- WHAT YOU SHOULD DO: The answer must restate every entry exactly as it appears.

- SOURCE RECORDS:
*** Begin section ***

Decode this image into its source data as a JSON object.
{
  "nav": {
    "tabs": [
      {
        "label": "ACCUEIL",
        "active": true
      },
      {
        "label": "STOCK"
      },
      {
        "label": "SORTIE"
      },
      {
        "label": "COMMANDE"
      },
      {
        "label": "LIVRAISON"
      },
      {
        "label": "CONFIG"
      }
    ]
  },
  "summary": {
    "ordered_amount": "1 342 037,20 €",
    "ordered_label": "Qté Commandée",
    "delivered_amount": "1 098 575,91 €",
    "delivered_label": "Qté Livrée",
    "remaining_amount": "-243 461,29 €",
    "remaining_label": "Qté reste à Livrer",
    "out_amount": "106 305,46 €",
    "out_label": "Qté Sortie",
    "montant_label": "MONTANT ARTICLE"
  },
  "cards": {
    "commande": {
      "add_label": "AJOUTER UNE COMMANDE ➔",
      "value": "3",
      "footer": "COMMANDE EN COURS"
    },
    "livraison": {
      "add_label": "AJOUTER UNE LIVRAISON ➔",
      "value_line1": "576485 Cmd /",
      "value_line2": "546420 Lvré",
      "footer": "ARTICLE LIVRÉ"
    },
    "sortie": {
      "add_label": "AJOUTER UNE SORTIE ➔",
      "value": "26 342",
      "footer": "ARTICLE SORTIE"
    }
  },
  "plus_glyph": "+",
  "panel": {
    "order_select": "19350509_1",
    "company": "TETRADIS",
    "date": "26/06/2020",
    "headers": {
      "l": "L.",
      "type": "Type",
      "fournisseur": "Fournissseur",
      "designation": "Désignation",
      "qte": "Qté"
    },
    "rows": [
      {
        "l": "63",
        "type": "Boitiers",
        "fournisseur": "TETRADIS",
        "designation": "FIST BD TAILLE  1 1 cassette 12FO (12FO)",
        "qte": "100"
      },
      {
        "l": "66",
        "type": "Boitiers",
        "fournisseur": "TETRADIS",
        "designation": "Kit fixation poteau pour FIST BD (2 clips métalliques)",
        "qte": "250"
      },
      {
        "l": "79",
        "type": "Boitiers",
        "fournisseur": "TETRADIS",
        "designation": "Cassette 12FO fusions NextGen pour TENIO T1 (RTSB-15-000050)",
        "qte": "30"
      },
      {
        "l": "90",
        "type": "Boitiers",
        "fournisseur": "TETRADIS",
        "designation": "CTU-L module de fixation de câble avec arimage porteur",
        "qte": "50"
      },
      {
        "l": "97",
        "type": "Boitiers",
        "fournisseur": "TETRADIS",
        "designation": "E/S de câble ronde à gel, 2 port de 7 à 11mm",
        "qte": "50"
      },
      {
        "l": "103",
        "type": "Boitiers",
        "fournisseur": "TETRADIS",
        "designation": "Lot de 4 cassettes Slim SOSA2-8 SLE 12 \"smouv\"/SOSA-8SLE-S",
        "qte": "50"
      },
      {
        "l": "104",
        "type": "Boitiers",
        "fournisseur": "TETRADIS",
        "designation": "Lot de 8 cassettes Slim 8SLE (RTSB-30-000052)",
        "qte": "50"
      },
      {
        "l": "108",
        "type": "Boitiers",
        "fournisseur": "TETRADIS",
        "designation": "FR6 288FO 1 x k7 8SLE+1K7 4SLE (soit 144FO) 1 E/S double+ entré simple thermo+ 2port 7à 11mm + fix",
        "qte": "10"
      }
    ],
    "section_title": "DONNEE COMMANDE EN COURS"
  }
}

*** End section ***

- OUTPUT OF THE TASK:
Decode this image into its source data as a JSON object.
{
  "nav": {
    "tabs": [
      {
        "label": "ACCUEIL",
        "active": true
      },
      {
        "label": "STOCK"
      },
      {
        "label": "SORTIE"
      },
      {
        "label": "COMMANDE"
      },
      {
        "label": "LIVRAISON"
      },
      {
        "label": "CONFIG"
      }
    ]
  },
  "summary": {
    "ordered_amount": "1 342 037,20 €",
    "ordered_label": "Qté Commandée",
    "delivered_amount": "1 098 575,91 €",
    "delivered_label": "Qté Livrée",
    "remaining_amount": "-243 461,29 €",
    "remaining_label": "Qté reste à Livrer",
    "out_amount": "106 305,46 €",
    "out_label": "Qté Sortie",
    "montant_label": "MONTANT ARTICLE"
  },
  "cards": {
    "commande": {
      "add_label": "AJOUTER UNE COMMANDE ➔",
      "value": "3",
      "footer": "COMMANDE EN COURS"
    },
    "livraison": {
      "add_label": "AJOUTER UNE LIVRAISON ➔",
      "value_line1": "576485 Cmd /",
      "value_line2": "546420 Lvré",
      "footer": "ARTICLE LIVRÉ"
    },
    "sortie": {
      "add_label": "AJOUTER UNE SORTIE ➔",
      "value": "26 342",
      "footer": "ARTICLE SORTIE"
    }
  },
  "plus_glyph": "+",
  "panel": {
    "order_select": "19350509_1",
    "company": "TETRADIS",
    "date": "26/06/2020",
    "headers": {
      "l": "L.",
      "type": "Type",
      "fournisseur": "Fournissseur",
      "designation": "Désignation",
      "qte": "Qté"
    },
    "rows": [
      {
        "l": "63",
        "type": "Boitiers",
        "fournisseur": "TETRADIS",
        "designation": "FIST BD TAILLE  1 1 cassette 12FO (12FO)",
        "qte": "100"
      },
      {
        "l": "66",
        "type": "Boitiers",
        "fournisseur": "TETRADIS",
        "designation": "Kit fixation poteau pour FIST BD (2 clips métalliques)",
        "qte": "250"
      },
      {
        "l": "79",
        "type": "Boitiers",
        "fournisseur": "TETRADIS",
        "designation": "Cassette 12FO fusions NextGen pour TENIO T1 (RTSB-15-000050)",
        "qte": "30"
      },
      {
        "l": "90",
        "type": "Boitiers",
        "fournisseur": "TETRADIS",
        "designation": "CTU-L module de fixation de câble avec arimage porteur",
        "qte": "50"
      },
      {
        "l": "97",
        "type": "Boitiers",
        "fournisseur": "TETRADIS",
        "designation": "E/S de câble ronde à gel, 2 port de 7 à 11mm",
        "qte": "50"
      },
      {
        "l": "103",
        "type": "Boitiers",
        "fournisseur": "TETRADIS",
        "designation": "Lot de 4 cassettes Slim SOSA2-8 SLE 12 \"smouv\"/SOSA-8SLE-S",
        "qte": "50"
      },
      {
        "l": "104",
        "type": "Boitiers",
        "fournisseur": "TETRADIS",
        "designation": "Lot de 8 cassettes Slim 8SLE (RTSB-30-000052)",
        "qte": "50"
      },
      {
        "l": "108",
        "type": "Boitiers",
        "fournisseur": "TETRADIS",
        "designation": "FR6 288FO 1 x k7 8SLE+1K7 4SLE (soit 144FO) 1 E/S double+ entré simple thermo+ 2port 7à 11mm + fix",
        "qte": "10"
      }
    ],
    "section_title": "DONNEE COMMANDE EN COURS"
  }
}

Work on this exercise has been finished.